How an Advanced Leadership Degree Can Build Strong Ethical Leaders

Professionals interested in developing stronger ethical leadership skills should consider an advanced leadership degree that develops key skills such as:

  • Advanced communication. Ethical leaders are advanced communicators that must effectively interact with employees at all levels. These leaders value open communication, which promotes an egalitarian work environment.
  • Decision-making. Those in leadership positions must develop decisive decision-making skills. They must understand how the organization’s processes and systems impact employees, consumers, and communities. 
  • Teamwork. Ethical leaders must promote a collaborative work environment by encouraging open communication. By voicing their opinions, employees feel valued.
  • Flexibility/resourcefulness. Great leaders must be both flexible and resourceful when handling business matters and employee engagement. If certain company policies or manufacturing processes contradict the company’s mission statement or overall vision, executives must realign them on the right path.

When researching degree programs, prospective students should ensure that programs offer well-rounded curricula that facilitate professional development. Norwich University’s Master of Science in Leadership program helps students cultivate the competencies and characteristics of strong ethical leadership with a comprehensive curriculum, including these core courses:

  • Leadership Fundamentals — Ethical Leadership and Value-Driven Organizations. Focuses on theoretical and conceptual elements of different leadership models and how they can be implemented in various workplace settings.
  • Emotional Intelligence (EQ) and Leadership Style. Prepares students to use EQ evaluation tools to comprehend the intricacies of interacting with customers and coworkers. The course simulates various workplace situations.
  • Strategic Communication and Information Leadership. Develops students’ communication skills while handling workplace situations that may require varying leadership styles.

Discover How an Awareness of Ethical Leadership Promotes Professional Excellence in Business

Ethical leadership can promote employee engagement, increase productivity and enhance brand reputation.
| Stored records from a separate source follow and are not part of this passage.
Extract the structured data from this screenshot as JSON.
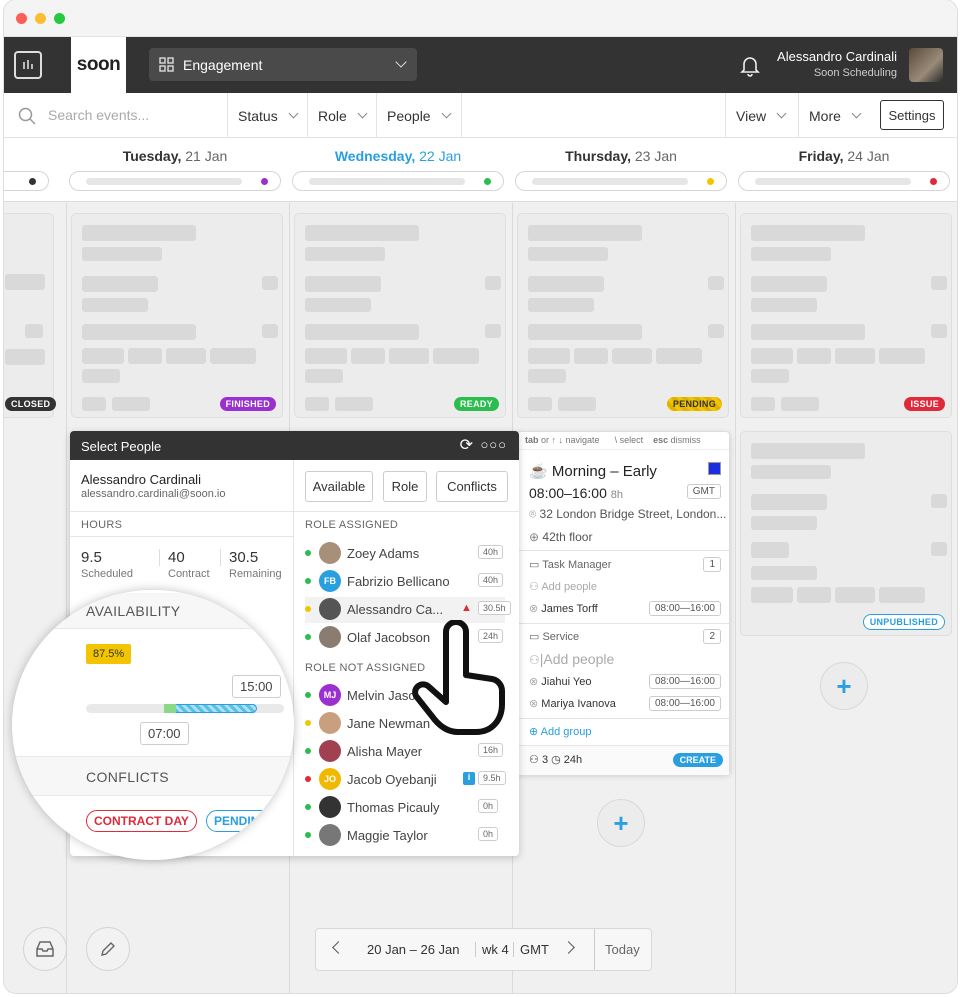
{
  "app": {
    "logo": "soon",
    "workspace": "Engagement",
    "user_name": "Alessandro Cardinali",
    "user_sub": "Soon Scheduling"
  },
  "filters": {
    "search_placeholder": "Search events...",
    "status": "Status",
    "role": "Role",
    "people": "People",
    "view": "View",
    "more": "More",
    "settings": "Settings"
  },
  "days": [
    {
      "name": "Tuesday,",
      "date": "21 Jan",
      "dot": "#9b30d0"
    },
    {
      "name": "Wednesday,",
      "date": "22 Jan",
      "dot": "#2bbd4e"
    },
    {
      "name": "Thursday,",
      "date": "23 Jan",
      "dot": "#f2c500"
    },
    {
      "name": "Friday,",
      "date": "24 Jan",
      "dot": "#e02a3a"
    }
  ],
  "badges": {
    "closed": "CLOSED",
    "finished": "FINISHED",
    "ready": "READY",
    "pending": "PENDING",
    "issue": "ISSUE",
    "unpublished": "UNPUBLISHED"
  },
  "event": {
    "hint_tab": "tab",
    "hint_or": "or ↑ ↓ navigate",
    "hint_select": "\\ select",
    "hint_esc": "esc",
    "hint_dismiss": "dismiss",
    "title": "Morning – Early",
    "time": "08:00–16:00",
    "duration": "8h",
    "tz": "GMT",
    "address": "32 London Bridge Street, London...",
    "floor": "42th floor",
    "group1": {
      "name": "Task Manager",
      "count": "1",
      "add": "Add people",
      "person": "James Torff",
      "time": "08:00—16:00"
    },
    "group2": {
      "name": "Service",
      "count": "2",
      "add": "Add people",
      "p1": "Jiahui Yeo",
      "t1": "08:00—16:00",
      "p2": "Mariya Ivanova",
      "t2": "08:00—16:00"
    },
    "add_group": "Add group",
    "people_count": "3",
    "hours": "24h",
    "create": "CREATE"
  },
  "select_people": {
    "title": "Select People",
    "name": "Alessandro Cardinali",
    "email": "alessandro.cardinali@soon.io",
    "hours_label": "HOURS",
    "scheduled": "9.5",
    "scheduled_label": "Scheduled",
    "contract": "40",
    "contract_label": "Contract",
    "remaining": "30.5",
    "remaining_label": "Remaining",
    "availability_label": "AVAILABILITY",
    "availability_pct": "87.5%",
    "avail_fraction": 0.875,
    "time_end": "15:00",
    "time_start": "07:00",
    "conflicts_label": "CONFLICTS",
    "conflict1": "CONTRACT DAY",
    "conflict2": "PENDING",
    "btn_available": "Available",
    "btn_role": "Role",
    "btn_conflicts": "Conflicts",
    "role_assigned": "ROLE ASSIGNED",
    "role_not_assigned": "ROLE NOT ASSIGNED",
    "assigned": [
      {
        "name": "Zoey Adams",
        "hours": "40h",
        "dot": "#2bbd4e",
        "av": "",
        "avc": "#a88f7a"
      },
      {
        "name": "Fabrizio Bellicano",
        "hours": "40h",
        "dot": "#2bbd4e",
        "av": "FB",
        "avc": "#2a9fe0"
      },
      {
        "name": "Alessandro Ca...",
        "hours": "30.5h",
        "dot": "#f2c500",
        "av": "",
        "avc": "#555"
      },
      {
        "name": "Olaf Jacobson",
        "hours": "24h",
        "dot": "#2bbd4e",
        "av": "",
        "avc": "#8a7c70"
      }
    ],
    "not_assigned": [
      {
        "name": "Melvin Jaso",
        "hours": "",
        "dot": "#2bbd4e",
        "av": "MJ",
        "avc": "#9b30d0"
      },
      {
        "name": "Jane Newman",
        "hours": "",
        "dot": "#f2c500",
        "av": "",
        "avc": "#c8a080"
      },
      {
        "name": "Alisha Mayer",
        "hours": "16h",
        "dot": "#2bbd4e",
        "av": "",
        "avc": "#a04050"
      },
      {
        "name": "Jacob Oyebanji",
        "hours": "9.5h",
        "dot": "#e02a3a",
        "av": "JO",
        "avc": "#f2b800"
      },
      {
        "name": "Thomas Picauly",
        "hours": "0h",
        "dot": "#2bbd4e",
        "av": "",
        "avc": "#333"
      },
      {
        "name": "Maggie Taylor",
        "hours": "0h",
        "dot": "#2bbd4e",
        "av": "",
        "avc": "#777"
      }
    ]
  },
  "nav": {
    "range": "20 Jan – 26 Jan",
    "week": "wk 4",
    "tz": "GMT",
    "today": "Today"
  }
}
Organizations that engage in ethical behavior can attract customer loyalty by staying true to their mission statements and organizational values.

Professionals interested in paving the way toward a more ethical business environment should consider Norwich University’s Master of Science in Leadership. Students learn the fundamentals of different leadership styles, helping them engage with employees ethically. The program offers students the opportunity to develop their EQ as it pertains to intuitive reasoning as well as an understanding of interpersonal relationships in the workplace.

Learn how Norwich’s online Master of Science in Leadership can prepare professionals with the necessary skill set to become effective ethical leaders.   

 

Recommended Readings

Understanding Career Paths to Become a Director of Global Operations
What Is Organizational Leadership? Courses and Career Outlooks
Women Veterans Leader Guide: History, Skills, and Resources for Leadership


Sources:

Building Companies Where Values and Ethical Conduct Matter, Ethics & Compliance Initiative
Leading with Ethics, Forbes
Are Ethical Leaders Good for Business? Forbes
A New Model for Ethical Leadership, Harvard Business Review
Ethical Leadership In the Workplace Can Create a Positive Work Environment, ConsumerAffairs
Characteristics of a Good Leader, Norwich University
How to Be an Ethical Leader: 7 Tips for Success, Business News Daily
Five Ways to Be an Ethical Leader, Forbes
Buy a Pair, Give a Pair, Warby Parker
Inside Patagonia’s Operation to Keep Clothing Out of Landfills, The Washington Post
We’re in Business to Save Our Home Planet, Patagonia
Patagonia Action Works, Patagonia
Patagonia’s Billionaire Founder To Give Away The Millions His Company Saved From Trump's Tax Cuts To Save The Planet, Forbes
We’re in Business to Improve Lives, TOMS
TOMS 2019 Global Impact Report, TOMS